Moves to protect animals in settings like falconry displays, mobile petting zoos and Christmas reindeer events have been backed by RSPCA Cymru.
The charity is urging the Welsh Government to proceed with new regulations, which would mean so-called Mobile Animal Exhibits (MAEs) would require a licence to operate, or need to formally register.
Plans are subject to a Welsh Government consultation – which would pave the way for MAEs needing to comply with key animal welfare standards – something warmly welcomed by RSPCA Cymru.
Currently, the RSPCA feel “insufficient safeguards” exist for animals based in such settings – and “a worrying lack of information” is available about the numbers of touring display animals across Wales.
RSPCA’s senior scientific manager, specialising in captive wild animals, Ros Clubb said:
“Every week, many animals travel around the country to be petted by the public, used in educational settings, or for entertainment.
However, for too long, there have been insufficient safeguards in place to meet the specific welfare needs of these animals, given the very distinct, and sometimes challenging, lives they lead.
There’s also a worrying lack of information available as to the numbers of animals who spend their lives in Mobile Animal Exhibits.
Welsh Government plans to support the welfare of these animals will provide vital protection, and ensure a huge step forward for Wales when it comes to these touring and display animals. This will also offer the public assurances about the way countless animals are treated and kept.

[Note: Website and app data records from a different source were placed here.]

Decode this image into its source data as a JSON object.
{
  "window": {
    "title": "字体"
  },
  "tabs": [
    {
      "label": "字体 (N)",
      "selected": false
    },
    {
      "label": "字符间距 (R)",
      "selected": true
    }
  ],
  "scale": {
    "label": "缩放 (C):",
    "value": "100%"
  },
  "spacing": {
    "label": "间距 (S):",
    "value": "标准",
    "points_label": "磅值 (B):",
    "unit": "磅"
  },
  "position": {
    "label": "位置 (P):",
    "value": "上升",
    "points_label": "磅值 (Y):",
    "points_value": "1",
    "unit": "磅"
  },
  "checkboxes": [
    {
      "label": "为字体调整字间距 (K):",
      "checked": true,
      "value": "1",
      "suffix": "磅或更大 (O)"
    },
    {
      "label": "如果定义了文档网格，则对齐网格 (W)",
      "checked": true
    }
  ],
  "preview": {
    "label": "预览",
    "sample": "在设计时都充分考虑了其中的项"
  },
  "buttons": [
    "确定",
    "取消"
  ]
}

RSPCA Cymru is urging those in Wales who care about animal welfare to let the Welsh Government know that regulating MAEs deserves a big thumbs up. This is a great opportunity – and we need the public to make sure their voice is heard loud and clear.”
The charity believe that wild animals carted across the country in circuses provide a clear example of a mobile exhibit where the needs of animals cannot be met.

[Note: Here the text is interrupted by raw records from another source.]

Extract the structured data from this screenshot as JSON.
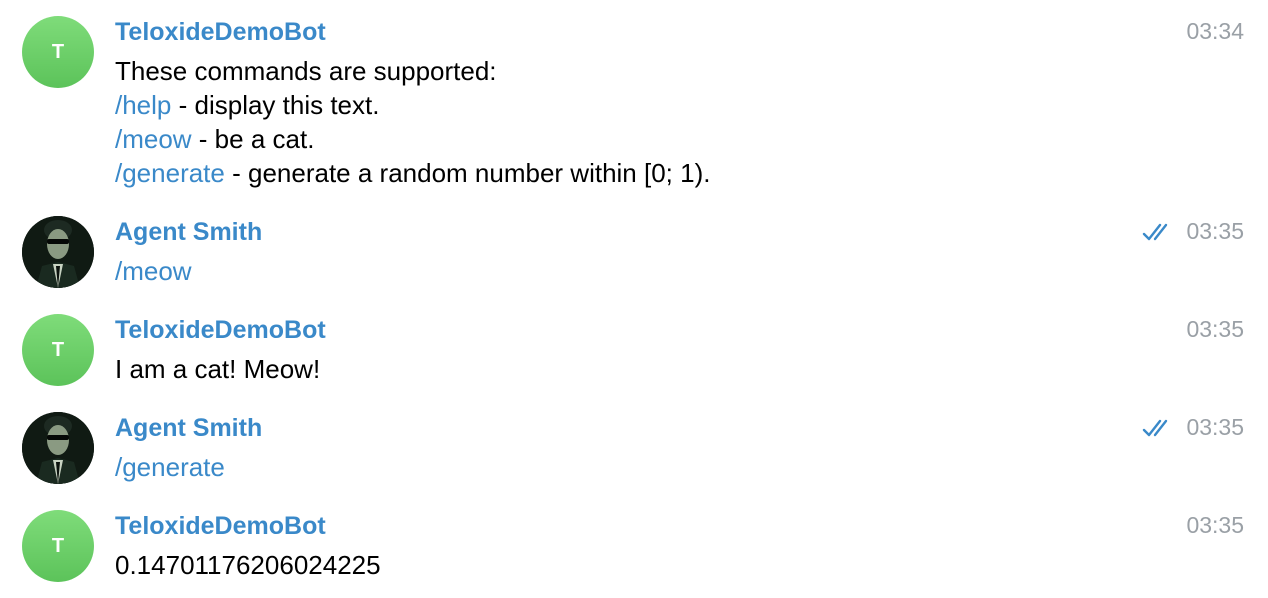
{
  "messages": [
    {
      "avatar_letter": "T",
      "sender": "TeloxideDemoBot",
      "time": "03:34",
      "lines": [
        {
          "cmd": "",
          "text": "These commands are supported:"
        },
        {
          "cmd": "/help",
          "text": " - display this text."
        },
        {
          "cmd": "/meow",
          "text": " - be a cat."
        },
        {
          "cmd": "/generate",
          "text": " - generate a random number within [0; 1)."
        }
      ]
    },
    {
      "sender": "Agent Smith",
      "time": "03:35",
      "read": true,
      "lines": [
        {
          "cmd": "/meow",
          "text": ""
        }
      ]
    },
    {
      "avatar_letter": "T",
      "sender": "TeloxideDemoBot",
      "time": "03:35",
      "lines": [
        {
          "cmd": "",
          "text": "I am a cat! Meow!"
        }
      ]
    },
    {
      "sender": "Agent Smith",
      "time": "03:35",
      "read": true,
      "lines": [
        {
          "cmd": "/generate",
          "text": ""
        }
      ]
    },
    {
      "avatar_letter": "T",
      "sender": "TeloxideDemoBot",
      "time": "03:35",
      "lines": [
        {
          "cmd": "",
          "text": "0.14701176206024225"
        }
      ]
    }
  ],
  "colors": {
    "link": "#3a89c9",
    "time": "#9aa0a6",
    "bot_avatar": "#6acd67"
  }
}
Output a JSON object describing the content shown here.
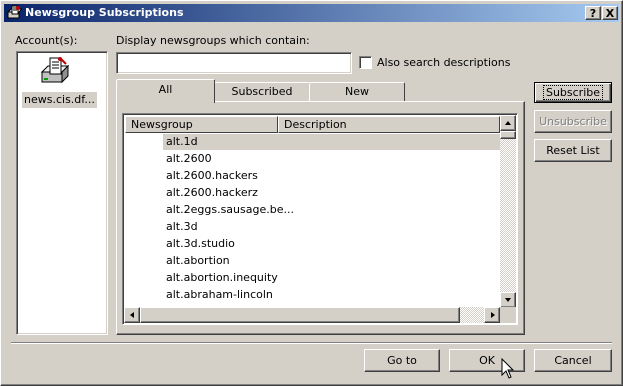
{
  "window": {
    "title": "Newsgroup Subscriptions",
    "help_label": "?",
    "close_label": "X"
  },
  "accounts": {
    "label": "Account(s):",
    "items": [
      {
        "name": "news.cis.df..."
      }
    ]
  },
  "filter": {
    "label": "Display newsgroups which contain:",
    "value": "",
    "also_search_label": "Also search descriptions",
    "also_search_checked": false
  },
  "tabs": [
    {
      "label": "All",
      "active": true
    },
    {
      "label": "Subscribed",
      "active": false
    },
    {
      "label": "New",
      "active": false
    }
  ],
  "list": {
    "columns": [
      "Newsgroup",
      "Description"
    ],
    "rows": [
      {
        "name": "alt.1d",
        "selected": true
      },
      {
        "name": "alt.2600"
      },
      {
        "name": "alt.2600.hackers"
      },
      {
        "name": "alt.2600.hackerz"
      },
      {
        "name": "alt.2eggs.sausage.be..."
      },
      {
        "name": "alt.3d"
      },
      {
        "name": "alt.3d.studio"
      },
      {
        "name": "alt.abortion"
      },
      {
        "name": "alt.abortion.inequity"
      },
      {
        "name": "alt.abraham-lincoln"
      }
    ]
  },
  "side_buttons": {
    "subscribe": "Subscribe",
    "unsubscribe": "Unsubscribe",
    "reset": "Reset List"
  },
  "footer": {
    "goto": "Go to",
    "ok": "OK",
    "cancel": "Cancel"
  },
  "icons": {
    "title_icon": "newsgroup-icon",
    "account_icon": "news-server-icon"
  }
}
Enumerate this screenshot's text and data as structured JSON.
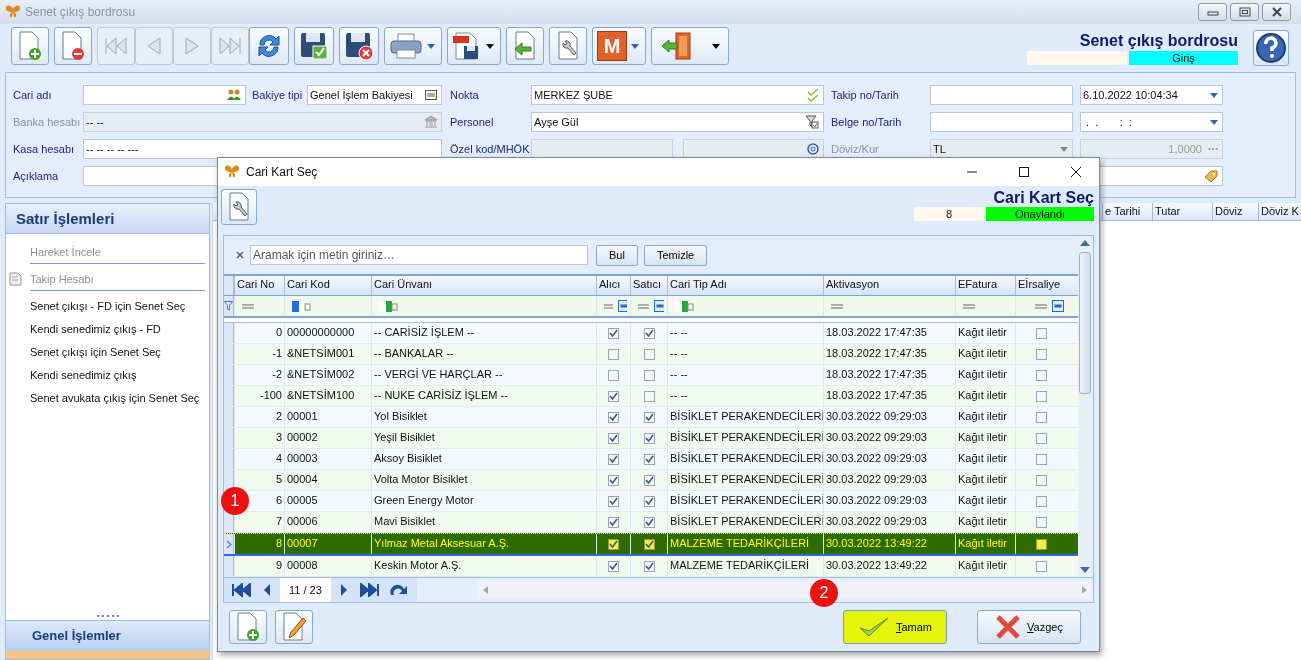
{
  "window": {
    "title": "Senet çıkış bordrosu"
  },
  "toolbar": [
    {
      "kind": "new",
      "disabled": false
    },
    {
      "kind": "delete",
      "disabled": false
    },
    {
      "kind": "first",
      "disabled": true
    },
    {
      "kind": "prev",
      "disabled": true
    },
    {
      "kind": "next",
      "disabled": true
    },
    {
      "kind": "last",
      "disabled": true
    },
    {
      "kind": "refresh",
      "disabled": false
    },
    {
      "kind": "save",
      "disabled": false
    },
    {
      "kind": "discard",
      "disabled": false
    },
    {
      "kind": "print",
      "disabled": false
    },
    {
      "kind": "pdf",
      "disabled": false
    },
    {
      "kind": "import",
      "disabled": false
    },
    {
      "kind": "tools",
      "disabled": false
    },
    {
      "kind": "m",
      "label": "M",
      "disabled": false
    },
    {
      "kind": "exit",
      "disabled": false
    }
  ],
  "header": {
    "title": "Senet çıkış bordrosu",
    "status": "Giriş"
  },
  "form": {
    "cari_adi": {
      "label": "Cari adı"
    },
    "bakiye_tipi": {
      "label": "Bakiye tipi",
      "value": "Genel İşlem Bakiyesi"
    },
    "nokta": {
      "label": "Nokta",
      "value": "MERKEZ ŞUBE"
    },
    "takip": {
      "label": "Takip no/Tarih",
      "date": "6.10.2022 10:04:34"
    },
    "banka": {
      "label": "Banka hesabı",
      "value": "-- --",
      "disabled": true
    },
    "personel": {
      "label": "Personel",
      "value": "Ayşe Gül"
    },
    "belge": {
      "label": "Belge no/Tarih",
      "date": " .  .       :  :"
    },
    "kasa": {
      "label": "Kasa hesabı",
      "value": "-- -- -- -- ---"
    },
    "ozel": {
      "label": "Özel kod/MHÖK"
    },
    "doviz": {
      "label": "Döviz/Kur",
      "value": "TL",
      "rate": "1,0000",
      "disabled": true
    },
    "aciklama": {
      "label": "Açıklama"
    }
  },
  "sidebar": {
    "title": "Satır İşlemleri",
    "items": [
      {
        "label": "Hareket İncele",
        "disabled": true,
        "kind": "plain"
      },
      {
        "label": "Takip Hesabı",
        "disabled": true,
        "kind": "report"
      },
      {
        "label": "Senet çıkışı - FD için Senet Seç",
        "disabled": false,
        "kind": "plain"
      },
      {
        "label": "Kendi senedimiz çıkış - FD",
        "disabled": false,
        "kind": "plain"
      },
      {
        "label": "Senet çıkışı için Senet Seç",
        "disabled": false,
        "kind": "plain"
      },
      {
        "label": "Kendi senedimiz çıkış",
        "disabled": false,
        "kind": "plain"
      },
      {
        "label": "Senet avukata çıkış için Senet Seç",
        "disabled": false,
        "kind": "plain"
      }
    ],
    "footer": "Genel İşlemler"
  },
  "background_table": {
    "columns": [
      "e Tarihi",
      "Tutar",
      "Döviz",
      "Döviz K"
    ]
  },
  "dialog": {
    "title": "Cari Kart Seç",
    "heading": "Cari Kart Seç",
    "count": "8",
    "status": "Onaylandı",
    "search": {
      "placeholder": "Aramak için metin giriniz…",
      "find": "Bul",
      "clear": "Temizle"
    },
    "columns": [
      "Cari No",
      "Cari Kod",
      "Cari Ünvanı",
      "Alıcı",
      "Satıcı",
      "Cari Tip Adı",
      "Aktivasyon",
      "EFatura",
      "Eİrsaliye"
    ],
    "rows": [
      {
        "no": "0",
        "code": "00000000000",
        "name": "-- CARİSİZ İŞLEM --",
        "alici": true,
        "satici": true,
        "type": "-- --",
        "activation": "18.03.2022 17:47:35",
        "efatura": "Kağıt iletir",
        "eirsaliye": false,
        "selected": false
      },
      {
        "no": "-1",
        "code": "&NETSİM001",
        "name": "-- BANKALAR --",
        "alici": false,
        "satici": false,
        "type": "-- --",
        "activation": "18.03.2022 17:47:35",
        "efatura": "Kağıt iletir",
        "eirsaliye": false,
        "selected": false
      },
      {
        "no": "-2",
        "code": "&NETSİM002",
        "name": "-- VERGİ VE HARÇLAR --",
        "alici": false,
        "satici": false,
        "type": "-- --",
        "activation": "18.03.2022 17:47:35",
        "efatura": "Kağıt iletir",
        "eirsaliye": false,
        "selected": false
      },
      {
        "no": "-100",
        "code": "&NETSİM100",
        "name": "-- NUKE CARİSİZ İŞLEM --",
        "alici": true,
        "satici": false,
        "type": "-- --",
        "activation": "18.03.2022 17:47:35",
        "efatura": "Kağıt iletir",
        "eirsaliye": false,
        "selected": false
      },
      {
        "no": "2",
        "code": "00001",
        "name": "Yol Bisiklet",
        "alici": true,
        "satici": true,
        "type": "BİSİKLET PERAKENDECİLERİ",
        "activation": "30.03.2022 09:29:03",
        "efatura": "Kağıt iletir",
        "eirsaliye": false,
        "selected": false
      },
      {
        "no": "3",
        "code": "00002",
        "name": "Yeşil Bisiklet",
        "alici": true,
        "satici": true,
        "type": "BİSİKLET PERAKENDECİLERİ",
        "activation": "30.03.2022 09:29:03",
        "efatura": "Kağıt iletir",
        "eirsaliye": false,
        "selected": false
      },
      {
        "no": "4",
        "code": "00003",
        "name": "Aksoy Bisiklet",
        "alici": true,
        "satici": true,
        "type": "BİSİKLET PERAKENDECİLERİ",
        "activation": "30.03.2022 09:29:03",
        "efatura": "Kağıt iletir",
        "eirsaliye": false,
        "selected": false
      },
      {
        "no": "5",
        "code": "00004",
        "name": "Volta Motor Bisiklet",
        "alici": true,
        "satici": true,
        "type": "BİSİKLET PERAKENDECİLERİ",
        "activation": "30.03.2022 09:29:03",
        "efatura": "Kağıt iletir",
        "eirsaliye": false,
        "selected": false
      },
      {
        "no": "6",
        "code": "00005",
        "name": "Green Energy Motor",
        "alici": true,
        "satici": true,
        "type": "BİSİKLET PERAKENDECİLERİ",
        "activation": "30.03.2022 09:29:03",
        "efatura": "Kağıt iletir",
        "eirsaliye": false,
        "selected": false
      },
      {
        "no": "7",
        "code": "00006",
        "name": "Mavi Bisiklet",
        "alici": true,
        "satici": true,
        "type": "BİSİKLET PERAKENDECİLERİ",
        "activation": "30.03.2022 09:29:03",
        "efatura": "Kağıt iletir",
        "eirsaliye": false,
        "selected": false
      },
      {
        "no": "8",
        "code": "00007",
        "name": "Yılmaz Metal Aksesuar A.Ş.",
        "alici": true,
        "satici": true,
        "type": "MALZEME TEDARİKÇİLERİ",
        "activation": "30.03.2022 13:49:22",
        "efatura": "Kağıt iletir",
        "eirsaliye": false,
        "selected": true
      },
      {
        "no": "9",
        "code": "00008",
        "name": "Keskin Motor A.Ş.",
        "alici": true,
        "satici": true,
        "type": "MALZEME TEDARİKÇİLERİ",
        "activation": "30.03.2022 13:49:22",
        "efatura": "Kağıt iletir",
        "eirsaliye": false,
        "selected": false
      }
    ],
    "pager": "11 / 23",
    "buttons": [
      {
        "kind": "ok",
        "label": "Tamam",
        "highlighted": true
      },
      {
        "kind": "cancel",
        "label": "Vazgeç",
        "highlighted": false
      }
    ]
  },
  "callouts": [
    {
      "label": "1"
    },
    {
      "label": "2"
    }
  ]
}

It is hoped new regulation would be stringent enough to ensure circus shows with touring wild animals are – finally – “consigned to the history books”.
Dr Clubb added:

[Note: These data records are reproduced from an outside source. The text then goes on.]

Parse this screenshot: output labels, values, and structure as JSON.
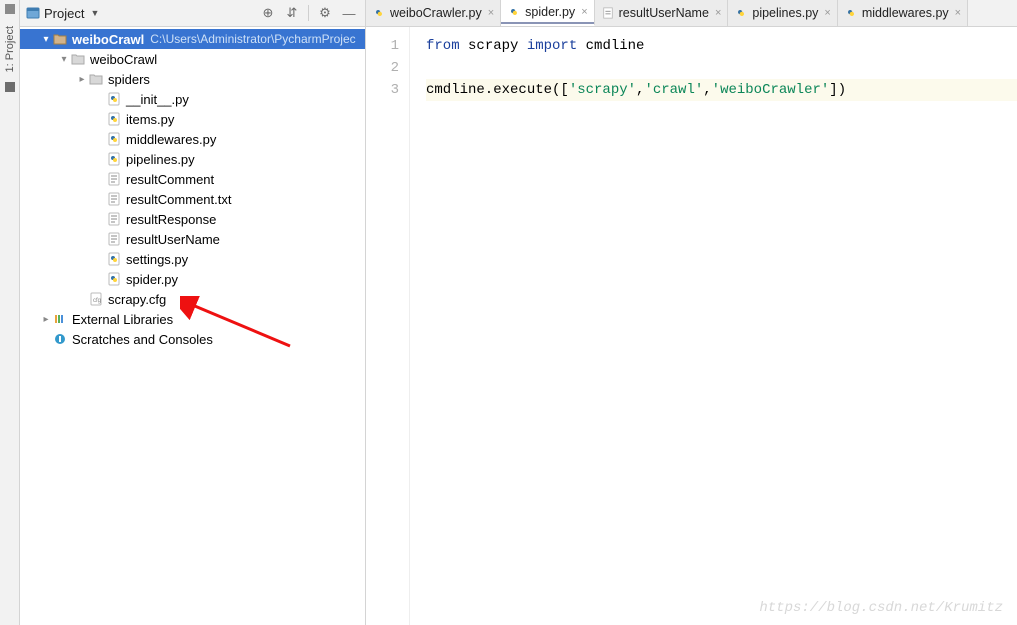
{
  "rail": {
    "label": "1: Project"
  },
  "panel": {
    "title": "Project",
    "buttons": {
      "target": "⊕",
      "expand": "⇵",
      "gear": "⚙",
      "hide": "—"
    }
  },
  "tree": {
    "root": {
      "name": "weiboCrawl",
      "path": "C:\\Users\\Administrator\\PycharmProjec"
    },
    "pkg": "weiboCrawl",
    "spiders": "spiders",
    "files": {
      "init": "__init__.py",
      "items": "items.py",
      "middlewares": "middlewares.py",
      "pipelines": "pipelines.py",
      "resultComment": "resultComment",
      "resultCommentTxt": "resultComment.txt",
      "resultResponse": "resultResponse",
      "resultUserName": "resultUserName",
      "settings": "settings.py",
      "spider": "spider.py",
      "scrapycfg": "scrapy.cfg"
    },
    "extlib": "External Libraries",
    "scratches": "Scratches and Consoles"
  },
  "tabs": [
    {
      "label": "weiboCrawler.py",
      "kind": "py",
      "active": false
    },
    {
      "label": "spider.py",
      "kind": "py",
      "active": true
    },
    {
      "label": "resultUserName",
      "kind": "txt",
      "active": false
    },
    {
      "label": "pipelines.py",
      "kind": "py",
      "active": false
    },
    {
      "label": "middlewares.py",
      "kind": "py",
      "active": false
    }
  ],
  "code": {
    "line1": {
      "kw1": "from",
      "m1": " scrapy ",
      "kw2": "import",
      "m2": " cmdline"
    },
    "line3_pre": "cmdline.execute([",
    "line3_s1": "'scrapy'",
    "line3_c1": ",",
    "line3_s2": "'crawl'",
    "line3_c2": ",",
    "line3_s3": "'weiboCrawler'",
    "line3_post": "])"
  },
  "gutter": [
    "1",
    "2",
    "3"
  ],
  "watermark": "https://blog.csdn.net/Krumitz"
}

“For RSPCA Cymru, and the 9,000 people who’ve signed our petition, the time has also come to end the horribly outdated practice of wild animals being kept in circuses.
“Regular transport, cramped accommodation, forced training and performance are all unavoidable realities for wild animals in the circus.
“An independent review for the Welsh Government clearly demonstrated that travelling circus life for wild animals is not a life worth living – and we want to see the sight of circus animals being carted around Wales in hugely inappropriate conditions consigned to the history books.”
Members of the public can take action, and respond to the Welsh Government’s consultation, via the RSPCA’s website.